Source information:
══════

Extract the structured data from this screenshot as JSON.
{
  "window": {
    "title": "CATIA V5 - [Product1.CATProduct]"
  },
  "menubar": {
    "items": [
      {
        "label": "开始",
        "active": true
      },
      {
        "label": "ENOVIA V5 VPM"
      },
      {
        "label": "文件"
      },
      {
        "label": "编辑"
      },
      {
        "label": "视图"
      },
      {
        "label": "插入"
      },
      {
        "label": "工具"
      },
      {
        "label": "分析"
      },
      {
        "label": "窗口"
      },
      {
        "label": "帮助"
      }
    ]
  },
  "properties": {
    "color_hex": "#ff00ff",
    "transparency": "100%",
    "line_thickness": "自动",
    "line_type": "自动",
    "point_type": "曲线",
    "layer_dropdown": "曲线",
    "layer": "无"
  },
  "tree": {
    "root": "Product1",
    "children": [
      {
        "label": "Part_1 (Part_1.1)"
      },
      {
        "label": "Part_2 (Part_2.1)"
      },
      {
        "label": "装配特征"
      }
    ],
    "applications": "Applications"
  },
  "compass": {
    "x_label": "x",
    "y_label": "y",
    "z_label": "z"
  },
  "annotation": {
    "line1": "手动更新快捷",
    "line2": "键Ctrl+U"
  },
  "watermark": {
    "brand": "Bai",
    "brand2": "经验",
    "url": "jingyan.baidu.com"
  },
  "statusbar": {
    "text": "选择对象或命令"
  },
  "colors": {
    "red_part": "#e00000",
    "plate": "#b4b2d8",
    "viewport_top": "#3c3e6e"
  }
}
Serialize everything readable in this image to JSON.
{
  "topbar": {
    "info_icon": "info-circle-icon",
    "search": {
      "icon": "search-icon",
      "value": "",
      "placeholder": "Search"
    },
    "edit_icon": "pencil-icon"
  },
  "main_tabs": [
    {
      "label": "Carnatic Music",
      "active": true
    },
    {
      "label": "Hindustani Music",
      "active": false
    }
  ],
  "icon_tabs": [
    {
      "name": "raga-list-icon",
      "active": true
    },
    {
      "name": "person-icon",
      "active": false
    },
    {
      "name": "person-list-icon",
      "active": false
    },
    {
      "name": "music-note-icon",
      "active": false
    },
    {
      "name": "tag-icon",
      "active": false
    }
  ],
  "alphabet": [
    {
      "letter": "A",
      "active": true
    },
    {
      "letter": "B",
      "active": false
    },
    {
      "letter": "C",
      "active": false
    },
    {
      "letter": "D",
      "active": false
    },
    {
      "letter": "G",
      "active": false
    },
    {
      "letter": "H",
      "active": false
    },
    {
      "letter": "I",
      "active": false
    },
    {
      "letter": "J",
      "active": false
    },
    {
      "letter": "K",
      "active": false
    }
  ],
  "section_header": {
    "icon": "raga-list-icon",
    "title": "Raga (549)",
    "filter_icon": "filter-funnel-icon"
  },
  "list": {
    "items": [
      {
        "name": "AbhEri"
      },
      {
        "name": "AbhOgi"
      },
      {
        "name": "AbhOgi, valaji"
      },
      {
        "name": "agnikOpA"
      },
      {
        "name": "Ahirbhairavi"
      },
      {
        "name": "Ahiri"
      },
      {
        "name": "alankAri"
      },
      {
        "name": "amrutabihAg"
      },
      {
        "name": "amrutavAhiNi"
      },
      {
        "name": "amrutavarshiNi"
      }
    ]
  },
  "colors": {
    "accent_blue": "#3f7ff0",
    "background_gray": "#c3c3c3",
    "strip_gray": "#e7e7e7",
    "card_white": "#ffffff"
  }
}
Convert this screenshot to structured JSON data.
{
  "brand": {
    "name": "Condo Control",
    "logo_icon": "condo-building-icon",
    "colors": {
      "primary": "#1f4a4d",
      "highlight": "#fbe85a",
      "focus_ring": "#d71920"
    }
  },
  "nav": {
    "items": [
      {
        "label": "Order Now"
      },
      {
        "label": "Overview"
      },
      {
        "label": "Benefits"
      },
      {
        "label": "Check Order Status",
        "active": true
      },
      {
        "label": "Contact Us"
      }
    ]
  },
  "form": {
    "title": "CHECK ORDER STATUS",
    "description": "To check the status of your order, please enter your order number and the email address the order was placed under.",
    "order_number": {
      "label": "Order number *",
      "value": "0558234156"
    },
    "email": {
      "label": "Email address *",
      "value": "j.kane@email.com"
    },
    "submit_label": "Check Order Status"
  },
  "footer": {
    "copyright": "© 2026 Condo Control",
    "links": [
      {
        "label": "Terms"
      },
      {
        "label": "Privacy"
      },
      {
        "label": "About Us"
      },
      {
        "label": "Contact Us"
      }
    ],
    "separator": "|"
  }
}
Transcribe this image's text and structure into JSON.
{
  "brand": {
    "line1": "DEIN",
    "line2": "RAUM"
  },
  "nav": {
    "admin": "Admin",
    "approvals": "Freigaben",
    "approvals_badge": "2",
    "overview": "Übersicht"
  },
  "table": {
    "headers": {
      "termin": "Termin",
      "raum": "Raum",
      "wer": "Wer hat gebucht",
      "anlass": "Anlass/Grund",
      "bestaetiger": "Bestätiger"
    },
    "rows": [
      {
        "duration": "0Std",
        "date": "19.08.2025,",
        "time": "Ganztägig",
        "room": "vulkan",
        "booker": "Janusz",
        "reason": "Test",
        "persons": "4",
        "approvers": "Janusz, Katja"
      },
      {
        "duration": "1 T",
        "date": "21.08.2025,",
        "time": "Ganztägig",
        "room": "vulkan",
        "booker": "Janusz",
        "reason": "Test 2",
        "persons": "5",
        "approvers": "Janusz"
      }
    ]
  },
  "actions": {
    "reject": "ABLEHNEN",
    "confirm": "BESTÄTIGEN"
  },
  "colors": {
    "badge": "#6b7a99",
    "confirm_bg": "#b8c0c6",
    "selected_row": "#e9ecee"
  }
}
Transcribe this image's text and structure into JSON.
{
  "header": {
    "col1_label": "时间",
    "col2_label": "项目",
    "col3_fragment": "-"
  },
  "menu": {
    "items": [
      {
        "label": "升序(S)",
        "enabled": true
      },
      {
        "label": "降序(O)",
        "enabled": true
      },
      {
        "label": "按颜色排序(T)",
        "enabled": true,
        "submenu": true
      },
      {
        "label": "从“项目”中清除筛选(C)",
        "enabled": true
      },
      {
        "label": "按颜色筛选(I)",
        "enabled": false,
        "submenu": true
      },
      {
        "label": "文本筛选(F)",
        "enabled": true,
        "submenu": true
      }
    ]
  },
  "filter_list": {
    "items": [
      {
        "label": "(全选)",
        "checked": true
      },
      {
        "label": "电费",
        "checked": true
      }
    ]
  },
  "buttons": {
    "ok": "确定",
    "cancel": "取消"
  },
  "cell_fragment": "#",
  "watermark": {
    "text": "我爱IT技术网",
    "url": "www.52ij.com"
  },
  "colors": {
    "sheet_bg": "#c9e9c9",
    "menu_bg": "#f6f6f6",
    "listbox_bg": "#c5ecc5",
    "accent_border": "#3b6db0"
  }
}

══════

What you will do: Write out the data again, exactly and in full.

Output for this task:
Extract the structured data from this screenshot as JSON.
{
  "window": {
    "title": "CATIA V5 - [Product1.CATProduct]"
  },
  "menubar": {
    "items": [
      {
        "label": "开始",
        "active": true
      },
      {
        "label": "ENOVIA V5 VPM"
      },
      {
        "label": "文件"
      },
      {
        "label": "编辑"
      },
      {
        "label": "视图"
      },
      {
        "label": "插入"
      },
      {
        "label": "工具"
      },
      {
        "label": "分析"
      },
      {
        "label": "窗口"
      },
      {
        "label": "帮助"
      }
    ]
  },
  "properties": {
    "color_hex": "#ff00ff",
    "transparency": "100%",
    "line_thickness": "自动",
    "line_type": "自动",
    "point_type": "曲线",
    "layer_dropdown": "曲线",
    "layer": "无"
  },
  "tree": {
    "root": "Product1",
    "children": [
      {
        "label": "Part_1 (Part_1.1)"
      },
      {
        "label": "Part_2 (Part_2.1)"
      },
      {
        "label": "装配特征"
      }
    ],
    "applications": "Applications"
  },
  "compass": {
    "x_label": "x",
    "y_label": "y",
    "z_label": "z"
  },
  "annotation": {
    "line1": "手动更新快捷",
    "line2": "键Ctrl+U"
  },
  "watermark": {
    "brand": "Bai",
    "brand2": "经验",
    "url": "jingyan.baidu.com"
  },
  "statusbar": {
    "text": "选择对象或命令"
  },
  "colors": {
    "red_part": "#e00000",
    "plate": "#b4b2d8",
    "viewport_top": "#3c3e6e"
  }
}
Serialize everything readable in this image to JSON.
{
  "topbar": {
    "info_icon": "info-circle-icon",
    "search": {
      "icon": "search-icon",
      "value": "",
      "placeholder": "Search"
    },
    "edit_icon": "pencil-icon"
  },
  "main_tabs": [
    {
      "label": "Carnatic Music",
      "active": true
    },
    {
      "label": "Hindustani Music",
      "active": false
    }
  ],
  "icon_tabs": [
    {
      "name": "raga-list-icon",
      "active": true
    },
    {
      "name": "person-icon",
      "active": false
    },
    {
      "name": "person-list-icon",
      "active": false
    },
    {
      "name": "music-note-icon",
      "active": false
    },
    {
      "name": "tag-icon",
      "active": false
    }
  ],
  "alphabet": [
    {
      "letter": "A",
      "active": true
    },
    {
      "letter": "B",
      "active": false
    },
    {
      "letter": "C",
      "active": false
    },
    {
      "letter": "D",
      "active": false
    },
    {
      "letter": "G",
      "active": false
    },
    {
      "letter": "H",
      "active": false
    },
    {
      "letter": "I",
      "active": false
    },
    {
      "letter": "J",
      "active": false
    },
    {
      "letter": "K",
      "active": false
    }
  ],
  "section_header": {
    "icon": "raga-list-icon",
    "title": "Raga (549)",
    "filter_icon": "filter-funnel-icon"
  },
  "list": {
    "items": [
      {
        "name": "AbhEri"
      },
      {
        "name": "AbhOgi"
      },
      {
        "name": "AbhOgi, valaji"
      },
      {
        "name": "agnikOpA"
      },
      {
        "name": "Ahirbhairavi"
      },
      {
        "name": "Ahiri"
      },
      {
        "name": "alankAri"
      },
      {
        "name": "amrutabihAg"
      },
      {
        "name": "amrutavAhiNi"
      },
      {
        "name": "amrutavarshiNi"
      }
    ]
  },
  "colors": {
    "accent_blue": "#3f7ff0",
    "background_gray": "#c3c3c3",
    "strip_gray": "#e7e7e7",
    "card_white": "#ffffff"
  }
}
Convert this screenshot to structured JSON data.
{
  "brand": {
    "name": "Condo Control",
    "logo_icon": "condo-building-icon",
    "colors": {
      "primary": "#1f4a4d",
      "highlight": "#fbe85a",
      "focus_ring": "#d71920"
    }
  },
  "nav": {
    "items": [
      {
        "label": "Order Now"
      },
      {
        "label": "Overview"
      },
      {
        "label": "Benefits"
      },
      {
        "label": "Check Order Status",
        "active": true
      },
      {
        "label": "Contact Us"
      }
    ]
  },
  "form": {
    "title": "CHECK ORDER STATUS",
    "description": "To check the status of your order, please enter your order number and the email address the order was placed under.",
    "order_number": {
      "label": "Order number *",
      "value": "0558234156"
    },
    "email": {
      "label": "Email address *",
      "value": "j.kane@email.com"
    },
    "submit_label": "Check Order Status"
  },
  "footer": {
    "copyright": "© 2026 Condo Control",
    "links": [
      {
        "label": "Terms"
      },
      {
        "label": "Privacy"
      },
      {
        "label": "About Us"
      },
      {
        "label": "Contact Us"
      }
    ],
    "separator": "|"
  }
}
Transcribe this image's text and structure into JSON.
{
  "brand": {
    "line1": "DEIN",
    "line2": "RAUM"
  },
  "nav": {
    "admin": "Admin",
    "approvals": "Freigaben",
    "approvals_badge": "2",
    "overview": "Übersicht"
  },
  "table": {
    "headers": {
      "termin": "Termin",
      "raum": "Raum",
      "wer": "Wer hat gebucht",
      "anlass": "Anlass/Grund",
      "bestaetiger": "Bestätiger"
    },
    "rows": [
      {
        "duration": "0Std",
        "date": "19.08.2025,",
        "time": "Ganztägig",
        "room": "vulkan",
        "booker": "Janusz",
        "reason": "Test",
        "persons": "4",
        "approvers": "Janusz, Katja"
      },
      {
        "duration": "1 T",
        "date": "21.08.2025,",
        "time": "Ganztägig",
        "room": "vulkan",
        "booker": "Janusz",
        "reason": "Test 2",
        "persons": "5",
        "approvers": "Janusz"
      }
    ]
  },
  "actions": {
    "reject": "ABLEHNEN",
    "confirm": "BESTÄTIGEN"
  },
  "colors": {
    "badge": "#6b7a99",
    "confirm_bg": "#b8c0c6",
    "selected_row": "#e9ecee"
  }
}
Transcribe this image's text and structure into JSON.
{
  "header": {
    "col1_label": "时间",
    "col2_label": "项目",
    "col3_fragment": "-"
  },
  "menu": {
    "items": [
      {
        "label": "升序(S)",
        "enabled": true
      },
      {
        "label": "降序(O)",
        "enabled": true
      },
      {
        "label": "按颜色排序(T)",
        "enabled": true,
        "submenu": true
      },
      {
        "label": "从“项目”中清除筛选(C)",
        "enabled": true
      },
      {
        "label": "按颜色筛选(I)",
        "enabled": false,
        "submenu": true
      },
      {
        "label": "文本筛选(F)",
        "enabled": true,
        "submenu": true
      }
    ]
  },
  "filter_list": {
    "items": [
      {
        "label": "(全选)",
        "checked": true
      },
      {
        "label": "电费",
        "checked": true
      }
    ]
  },
  "buttons": {
    "ok": "确定",
    "cancel": "取消"
  },
  "cell_fragment": "#",
  "watermark": {
    "text": "我爱IT技术网",
    "url": "www.52ij.com"
  },
  "colors": {
    "sheet_bg": "#c9e9c9",
    "menu_bg": "#f6f6f6",
    "listbox_bg": "#c5ecc5",
    "accent_border": "#3b6db0"
  }
}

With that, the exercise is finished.